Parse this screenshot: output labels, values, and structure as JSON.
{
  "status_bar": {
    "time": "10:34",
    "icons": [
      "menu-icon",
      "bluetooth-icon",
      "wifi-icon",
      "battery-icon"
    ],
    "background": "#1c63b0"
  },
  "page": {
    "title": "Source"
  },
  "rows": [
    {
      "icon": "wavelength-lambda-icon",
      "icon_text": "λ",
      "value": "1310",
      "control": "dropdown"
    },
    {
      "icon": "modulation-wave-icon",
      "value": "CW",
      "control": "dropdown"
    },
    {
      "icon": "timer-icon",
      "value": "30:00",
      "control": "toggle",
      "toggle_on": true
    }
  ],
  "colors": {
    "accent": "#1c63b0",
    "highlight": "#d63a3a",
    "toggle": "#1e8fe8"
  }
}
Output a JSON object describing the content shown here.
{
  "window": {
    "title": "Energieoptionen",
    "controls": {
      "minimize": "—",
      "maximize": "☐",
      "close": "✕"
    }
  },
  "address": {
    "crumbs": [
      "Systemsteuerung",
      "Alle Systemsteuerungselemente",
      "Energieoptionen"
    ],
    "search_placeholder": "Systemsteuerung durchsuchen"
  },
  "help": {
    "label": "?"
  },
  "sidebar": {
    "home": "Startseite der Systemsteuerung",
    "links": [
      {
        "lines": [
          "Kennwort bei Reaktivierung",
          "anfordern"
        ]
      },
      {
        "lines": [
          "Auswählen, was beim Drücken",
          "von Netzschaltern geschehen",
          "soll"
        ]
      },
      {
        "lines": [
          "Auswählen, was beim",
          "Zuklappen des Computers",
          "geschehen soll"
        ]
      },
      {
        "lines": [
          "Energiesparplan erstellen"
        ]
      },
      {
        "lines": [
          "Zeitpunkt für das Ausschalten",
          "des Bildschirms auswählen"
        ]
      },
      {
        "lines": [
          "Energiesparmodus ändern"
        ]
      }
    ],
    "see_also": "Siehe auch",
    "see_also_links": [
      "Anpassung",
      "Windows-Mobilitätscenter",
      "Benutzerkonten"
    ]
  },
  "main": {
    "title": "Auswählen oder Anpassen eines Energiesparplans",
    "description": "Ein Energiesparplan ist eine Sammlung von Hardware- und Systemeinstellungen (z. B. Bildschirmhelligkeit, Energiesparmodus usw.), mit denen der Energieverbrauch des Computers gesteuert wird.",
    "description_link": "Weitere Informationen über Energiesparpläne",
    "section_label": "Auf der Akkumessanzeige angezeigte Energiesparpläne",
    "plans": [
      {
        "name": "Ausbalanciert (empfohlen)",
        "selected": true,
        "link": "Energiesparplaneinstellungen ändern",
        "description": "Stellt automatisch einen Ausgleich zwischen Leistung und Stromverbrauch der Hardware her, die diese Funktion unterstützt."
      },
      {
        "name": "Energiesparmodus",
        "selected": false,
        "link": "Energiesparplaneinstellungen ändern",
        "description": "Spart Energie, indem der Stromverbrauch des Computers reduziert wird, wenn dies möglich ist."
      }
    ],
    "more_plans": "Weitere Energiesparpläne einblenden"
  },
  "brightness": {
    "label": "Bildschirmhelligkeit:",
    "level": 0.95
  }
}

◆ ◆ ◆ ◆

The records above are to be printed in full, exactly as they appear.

Parse this screenshot: output labels, values, and structure as JSON.
{
  "status_bar": {
    "time": "10:34",
    "icons": [
      "menu-icon",
      "bluetooth-icon",
      "wifi-icon",
      "battery-icon"
    ],
    "background": "#1c63b0"
  },
  "page": {
    "title": "Source"
  },
  "rows": [
    {
      "icon": "wavelength-lambda-icon",
      "icon_text": "λ",
      "value": "1310",
      "control": "dropdown"
    },
    {
      "icon": "modulation-wave-icon",
      "value": "CW",
      "control": "dropdown"
    },
    {
      "icon": "timer-icon",
      "value": "30:00",
      "control": "toggle",
      "toggle_on": true
    }
  ],
  "colors": {
    "accent": "#1c63b0",
    "highlight": "#d63a3a",
    "toggle": "#1e8fe8"
  }
}
Output a JSON object describing the content shown here.
{
  "window": {
    "title": "Energieoptionen",
    "controls": {
      "minimize": "—",
      "maximize": "☐",
      "close": "✕"
    }
  },
  "address": {
    "crumbs": [
      "Systemsteuerung",
      "Alle Systemsteuerungselemente",
      "Energieoptionen"
    ],
    "search_placeholder": "Systemsteuerung durchsuchen"
  },
  "help": {
    "label": "?"
  },
  "sidebar": {
    "home": "Startseite der Systemsteuerung",
    "links": [
      {
        "lines": [
          "Kennwort bei Reaktivierung",
          "anfordern"
        ]
      },
      {
        "lines": [
          "Auswählen, was beim Drücken",
          "von Netzschaltern geschehen",
          "soll"
        ]
      },
      {
        "lines": [
          "Auswählen, was beim",
          "Zuklappen des Computers",
          "geschehen soll"
        ]
      },
      {
        "lines": [
          "Energiesparplan erstellen"
        ]
      },
      {
        "lines": [
          "Zeitpunkt für das Ausschalten",
          "des Bildschirms auswählen"
        ]
      },
      {
        "lines": [
          "Energiesparmodus ändern"
        ]
      }
    ],
    "see_also": "Siehe auch",
    "see_also_links": [
      "Anpassung",
      "Windows-Mobilitätscenter",
      "Benutzerkonten"
    ]
  },
  "main": {
    "title": "Auswählen oder Anpassen eines Energiesparplans",
    "description": "Ein Energiesparplan ist eine Sammlung von Hardware- und Systemeinstellungen (z. B. Bildschirmhelligkeit, Energiesparmodus usw.), mit denen der Energieverbrauch des Computers gesteuert wird.",
    "description_link": "Weitere Informationen über Energiesparpläne",
    "section_label": "Auf der Akkumessanzeige angezeigte Energiesparpläne",
    "plans": [
      {
        "name": "Ausbalanciert (empfohlen)",
        "selected": true,
        "link": "Energiesparplaneinstellungen ändern",
        "description": "Stellt automatisch einen Ausgleich zwischen Leistung und Stromverbrauch der Hardware her, die diese Funktion unterstützt."
      },
      {
        "name": "Energiesparmodus",
        "selected": false,
        "link": "Energiesparplaneinstellungen ändern",
        "description": "Spart Energie, indem der Stromverbrauch des Computers reduziert wird, wenn dies möglich ist."
      }
    ],
    "more_plans": "Weitere Energiesparpläne einblenden"
  },
  "brightness": {
    "label": "Bildschirmhelligkeit:",
    "level": 0.95
  }
}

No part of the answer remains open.